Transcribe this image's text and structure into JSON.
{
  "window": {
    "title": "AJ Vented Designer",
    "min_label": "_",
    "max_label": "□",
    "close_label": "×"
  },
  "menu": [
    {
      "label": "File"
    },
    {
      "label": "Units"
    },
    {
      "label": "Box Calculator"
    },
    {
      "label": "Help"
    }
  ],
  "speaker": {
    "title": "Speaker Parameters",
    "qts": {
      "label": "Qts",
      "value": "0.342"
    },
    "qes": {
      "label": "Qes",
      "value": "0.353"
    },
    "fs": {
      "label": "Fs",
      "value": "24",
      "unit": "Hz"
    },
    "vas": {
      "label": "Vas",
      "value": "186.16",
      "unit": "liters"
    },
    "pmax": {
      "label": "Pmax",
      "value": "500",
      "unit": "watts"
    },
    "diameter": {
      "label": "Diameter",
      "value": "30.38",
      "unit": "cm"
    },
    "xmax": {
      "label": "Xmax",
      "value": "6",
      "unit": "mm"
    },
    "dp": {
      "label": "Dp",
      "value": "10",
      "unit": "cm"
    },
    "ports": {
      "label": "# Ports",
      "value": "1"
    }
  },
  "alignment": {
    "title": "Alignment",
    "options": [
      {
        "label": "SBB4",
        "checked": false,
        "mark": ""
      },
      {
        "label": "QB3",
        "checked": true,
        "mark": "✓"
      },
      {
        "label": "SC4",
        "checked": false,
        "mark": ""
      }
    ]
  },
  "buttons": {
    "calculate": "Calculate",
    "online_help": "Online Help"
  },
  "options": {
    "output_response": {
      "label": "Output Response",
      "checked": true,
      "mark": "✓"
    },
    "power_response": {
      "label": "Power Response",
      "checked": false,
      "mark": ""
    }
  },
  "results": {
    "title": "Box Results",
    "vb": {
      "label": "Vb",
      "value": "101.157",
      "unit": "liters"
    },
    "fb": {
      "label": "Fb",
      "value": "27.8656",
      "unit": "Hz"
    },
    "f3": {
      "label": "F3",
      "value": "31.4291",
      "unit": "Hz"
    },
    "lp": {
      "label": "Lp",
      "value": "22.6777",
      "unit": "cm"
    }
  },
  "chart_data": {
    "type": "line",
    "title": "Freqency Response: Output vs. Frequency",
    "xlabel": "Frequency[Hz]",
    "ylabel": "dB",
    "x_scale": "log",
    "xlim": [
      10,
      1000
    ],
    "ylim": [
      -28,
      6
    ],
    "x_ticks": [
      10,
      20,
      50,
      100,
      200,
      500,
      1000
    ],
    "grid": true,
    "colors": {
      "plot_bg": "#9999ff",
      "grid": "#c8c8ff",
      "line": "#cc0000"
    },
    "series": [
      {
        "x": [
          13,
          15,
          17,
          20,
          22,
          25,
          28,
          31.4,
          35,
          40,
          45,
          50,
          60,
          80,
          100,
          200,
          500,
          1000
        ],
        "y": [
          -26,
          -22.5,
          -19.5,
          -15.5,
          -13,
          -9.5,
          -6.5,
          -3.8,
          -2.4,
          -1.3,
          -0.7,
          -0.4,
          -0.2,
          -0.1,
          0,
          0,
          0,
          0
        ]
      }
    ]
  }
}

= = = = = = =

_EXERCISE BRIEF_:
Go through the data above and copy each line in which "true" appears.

_TASK RESULT_:
        "checked": true,
      "checked": true,
    "grid": true,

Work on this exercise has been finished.